    • Unfortunately, the writers of the Star Trek series are repeatedly under the impression that altering DNA alters the host instantly. Even if every fragment of DNA in an organism was manipulated in exactly the same way simultaneously (which would be necessary, since many changes would cause the body's immune system to quickly kill the affected cells), the transporter system would have to selectively excise extra cells from the body (hence the drop in mass). Additionally, other changes (such as the fact that Picard had suddenly sprouted more hair) would, at the very least, take time to happen. In short, the whole transporter event is the usual ST bad science.

    • The characters in this episode capture the Ferengi by attaching comm badges to them and then beaming them into a contained area. Why are the comm badges necessary? If they have access to the computer systems, can't they just scan for Ferengi bio signs and site-to-site transport them from inside of the classroom?

    • The Ferengi say they are not affilliated with the Ferengi Alliance--that they are renegades--yet they also say they claim the Enterprise in accordance with Ferengi Salvage Codes.

    • When young Picard asks "Daddy Riker" to turn on the computers in the classroom, he identifies the classroom as schoolroom 8. However, when Picard is at the computer, the computer identifies itself as being in Classroom 7.

  • QUOTES (4)

    • 12-year old Picard: I want to see my Father! I want to see him now! Now now now now now!

    • Guinan: That's the thing about crayons... they can take you more places than a starship.

    • Riker: (confusing the Ferengi) So, one more time. The remastat kiloquad capacity is a function: square-root the intermix ratio times the sum of the plasma injector quotion.

    • Troi: I came to see how you're doing.
      12 year old Picard: Well, I'll have to speak to my tailor, but otherwise I'm well. Thank you. (looking in the mirror) It's just so ridiculous. I can't take myself seriously like this.

  • NOTES (8)

    • The shot of the Enterprise firing from its saucer section as well as those of the Birds Of Prey are recycled FX from "Yesterday's Enterprise."

    • This is the second time on the series that Riker has had a "son" named Jean-Luc. Neither times were they his real son.

    • Riker mentions the name of the computer on the Enterprise. It's likely taken from the German physicist Werner Heisenberg (1901-1976). Heisenberg won a Nobel Prize for physics in 1932 and in World War II he headed the German's unsuccessful nuclear weapons project. Life under the Nazis was unbearable for Jewish and non-Jewish scientists like Albert Einstein, Max Born, Lise Meitner, and Wolfgang Pauli so they left, but Heisenberg and others chose to remain in Germany.
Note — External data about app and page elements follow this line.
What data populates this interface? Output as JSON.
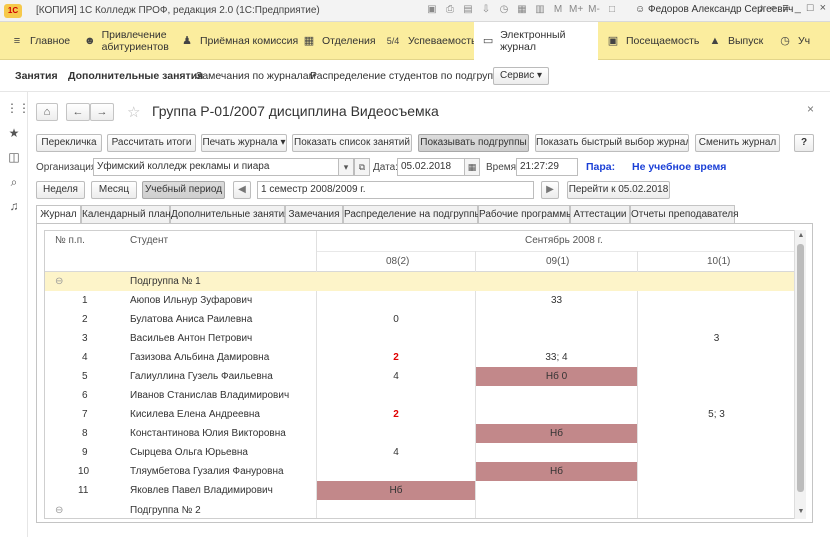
{
  "window": {
    "caption": "[КОПИЯ] 1С Колледж ПРОФ, редакция 2.0  (1С:Предприятие)",
    "user": "Федоров Александр Сергеевич"
  },
  "sections": [
    {
      "label": "Главное",
      "icon": "list-icon"
    },
    {
      "label": "Привлечение абитуриентов",
      "icon": "person-icon"
    },
    {
      "label": "Приёмная комиссия",
      "icon": "walk-icon"
    },
    {
      "label": "Отделения",
      "icon": "building-icon"
    },
    {
      "label": "Успеваемость",
      "icon": "grade-icon",
      "icon_text": "5/4"
    },
    {
      "label": "Электронный журнал",
      "icon": "book-icon"
    },
    {
      "label": "Посещаемость",
      "icon": "calendar-icon"
    },
    {
      "label": "Выпуск",
      "icon": "cap-icon"
    },
    {
      "label": "Уч",
      "icon": "clock-icon"
    }
  ],
  "funcbar": {
    "items": [
      "Занятия",
      "Дополнительные занятия",
      "Замечания по журналам",
      "Распределение студентов по подгруппам"
    ],
    "service": "Сервис"
  },
  "doc": {
    "title": "Группа Р-01/2007 дисциплина Видеосъемка"
  },
  "toolbar": {
    "b1": "Перекличка",
    "b2": "Рассчитать итоги",
    "b3": "Печать журнала",
    "b4": "Показать список занятий",
    "b5": "Показывать подгруппы",
    "b6": "Показать быстрый выбор журнала",
    "b7": "Сменить журнал",
    "help": "?"
  },
  "filters": {
    "org_label": "Организация:",
    "org_value": "Уфимский колледж рекламы и пиара",
    "date_label": "Дата:",
    "date_value": "05.02.2018",
    "time_label": "Время:",
    "time_value": "21:27:29",
    "para_label": "Пара:",
    "para_value": "Не учебное время"
  },
  "period": {
    "week": "Неделя",
    "month": "Месяц",
    "study": "Учебный период",
    "value": "1 семестр 2008/2009 г.",
    "goto": "Перейти к 05.02.2018"
  },
  "tabs": [
    "Журнал",
    "Календарный план",
    "Дополнительные занятия",
    "Замечания",
    "Распределение на подгруппы",
    "Рабочие программы",
    "Аттестации",
    "Отчеты преподавателя"
  ],
  "grid": {
    "col_num": "№ п.п.",
    "col_student": "Студент",
    "month": "Сентябрь 2008 г.",
    "days": [
      "08(2)",
      "09(1)",
      "10(1)"
    ],
    "groups": [
      "Подгруппа № 1",
      "Подгруппа № 2"
    ],
    "rows": [
      {
        "n": "1",
        "name": "Аюпов Ильнур Зуфарович",
        "d1": "",
        "d2": "33",
        "d3": ""
      },
      {
        "n": "2",
        "name": "Булатова Аниса Раилевна",
        "d1": "0",
        "d2": "",
        "d3": ""
      },
      {
        "n": "3",
        "name": "Васильев Антон Петрович",
        "d1": "",
        "d2": "",
        "d3": "3"
      },
      {
        "n": "4",
        "name": "Газизова Альбина Дамировна",
        "d1": "2",
        "d2": "33; 4",
        "d3": ""
      },
      {
        "n": "5",
        "name": "Галиуллина Гузель Фаильевна",
        "d1": "4",
        "d2": "Нб 0",
        "d3": ""
      },
      {
        "n": "6",
        "name": "Иванов Станислав Владимирович",
        "d1": "",
        "d2": "",
        "d3": ""
      },
      {
        "n": "7",
        "name": "Кисилева Елена Андреевна",
        "d1": "2",
        "d2": "",
        "d3": "5; 3"
      },
      {
        "n": "8",
        "name": "Константинова Юлия Викторовна",
        "d1": "",
        "d2": "Нб",
        "d3": ""
      },
      {
        "n": "9",
        "name": "Сырцева Ольга Юрьевна",
        "d1": "4",
        "d2": "",
        "d3": ""
      },
      {
        "n": "10",
        "name": "Тляумбетова Гузалия Фануровна",
        "d1": "",
        "d2": "Нб",
        "d3": ""
      },
      {
        "n": "11",
        "name": "Яковлев Павел Владимирович",
        "d1": "Нб",
        "d2": "",
        "d3": ""
      }
    ]
  },
  "colors": {
    "sections_bg": "#fbed9e",
    "group_row": "#fdf4c9",
    "absent": "#c2888a",
    "low_mark": "#e00000",
    "para_text": "#1a3fd6"
  }
}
    • Last appearance of Rosalind Chao as Keiko O'Brien on TNG.

    • David Tristan Birkin (young Picard) played Jean Luc's nephew, Rene Picard, in Season 4's "Family."

    • This was Colm Meaney's final appearance in the series due to the character transferring to sister series Deep Space Nine. He would reappear in the two-part finale "All Good Things..."

    • This would be Ensign Ro's last appearance on the show until the final season. The creators of Deep Space 9 wanted Ensign Ro to be in the series. Michelle declined, opting for a movie career.

    • Adam Nimoy, the son of Leonard Nimoy who played Spock in Star Trek: The Original Series, directed this episode.


    • Computer: I'm sorry, but I can't do that. Would you like to play a game?
      The 12-year-old Picard gets allusions from two different classic sci-fi movies from his ship's computer. The first sentence comes from HAL in 2001: A Space Odyssey. The second comes from the computer in WarGames.